In a trend that is alarming medical providers, adults fearing contact with COVID-19 are staying at home instead of going to hospital emergency rooms when they have serious symptoms of life-threatening conditions such as heart attack and stroke.
Doctors say the resulting delays in treatment are causing complications and long-term health problems such as irreversible brain and heart damage, disability, amputation and fatalities.
Since the coronavirus pandemic hit, the number of patients visiting emergency rooms nationwide has dropped by 40 to 50 percent, says William Jaquis, M.D., an emergency medicine physician in Aventura, Fla., and president of the American College of Emergency Physicians.
"We are afraid that patients could potentially die at home,” Jaquis warns.
Older adults are especially at risk because they are more likely to have cardiovascular disease, diabetes and other chronic medical conditions that make putting off emergency care especially risky, doctors say.
Dale Criner, M.D., an emergency room physician in Memphis, Tenn., says paramedics there are reporting an increase in the number of cardiac calls they've responded to where the patient died before they arrived.
"When they talk to the family, it turns out the patient had chest pain or shortness of breath for a few days but was too afraid to come to the hospital,” he says. “It's heartbreaking."
Getting to the hospital quickly is critical for patients suffering heart attacks or strokes, when heart and brain cells can die by the minute.
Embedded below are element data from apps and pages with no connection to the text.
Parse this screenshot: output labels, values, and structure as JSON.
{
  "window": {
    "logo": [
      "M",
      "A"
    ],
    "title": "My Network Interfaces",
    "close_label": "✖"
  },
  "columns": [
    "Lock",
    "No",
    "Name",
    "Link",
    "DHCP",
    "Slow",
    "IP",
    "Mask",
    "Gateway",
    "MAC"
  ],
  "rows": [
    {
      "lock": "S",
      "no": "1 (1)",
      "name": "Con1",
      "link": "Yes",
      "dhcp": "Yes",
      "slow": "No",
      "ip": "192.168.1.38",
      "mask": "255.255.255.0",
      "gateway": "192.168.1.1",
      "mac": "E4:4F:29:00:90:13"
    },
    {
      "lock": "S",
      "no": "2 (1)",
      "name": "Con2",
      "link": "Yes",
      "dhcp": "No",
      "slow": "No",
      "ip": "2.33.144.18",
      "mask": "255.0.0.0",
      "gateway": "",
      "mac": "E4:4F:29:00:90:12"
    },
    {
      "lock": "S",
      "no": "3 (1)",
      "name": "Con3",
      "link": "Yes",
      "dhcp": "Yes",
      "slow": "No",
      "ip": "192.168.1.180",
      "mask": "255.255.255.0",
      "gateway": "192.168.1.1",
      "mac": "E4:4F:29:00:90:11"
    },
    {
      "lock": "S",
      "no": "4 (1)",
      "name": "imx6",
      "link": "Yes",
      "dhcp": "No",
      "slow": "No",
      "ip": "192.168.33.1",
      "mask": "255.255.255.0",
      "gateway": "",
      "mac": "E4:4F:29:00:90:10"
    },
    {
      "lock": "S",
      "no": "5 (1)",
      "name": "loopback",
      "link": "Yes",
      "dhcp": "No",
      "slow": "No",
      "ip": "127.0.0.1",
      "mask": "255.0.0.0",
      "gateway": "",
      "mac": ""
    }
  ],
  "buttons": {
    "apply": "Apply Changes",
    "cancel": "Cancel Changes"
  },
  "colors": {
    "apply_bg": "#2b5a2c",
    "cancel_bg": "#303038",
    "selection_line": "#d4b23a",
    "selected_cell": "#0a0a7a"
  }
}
Other serious conditions — such as acute appendicitis and infections — can also cause long-lasting damage if treatment is delayed.
Virus fears are top, but not only, motivation to stay home
It's not surprising that people are reluctant to go to the ER, given news stories of hospitals overwhelmed with coronavirus cases and deaths, as well as those preparing for an upcoming surge.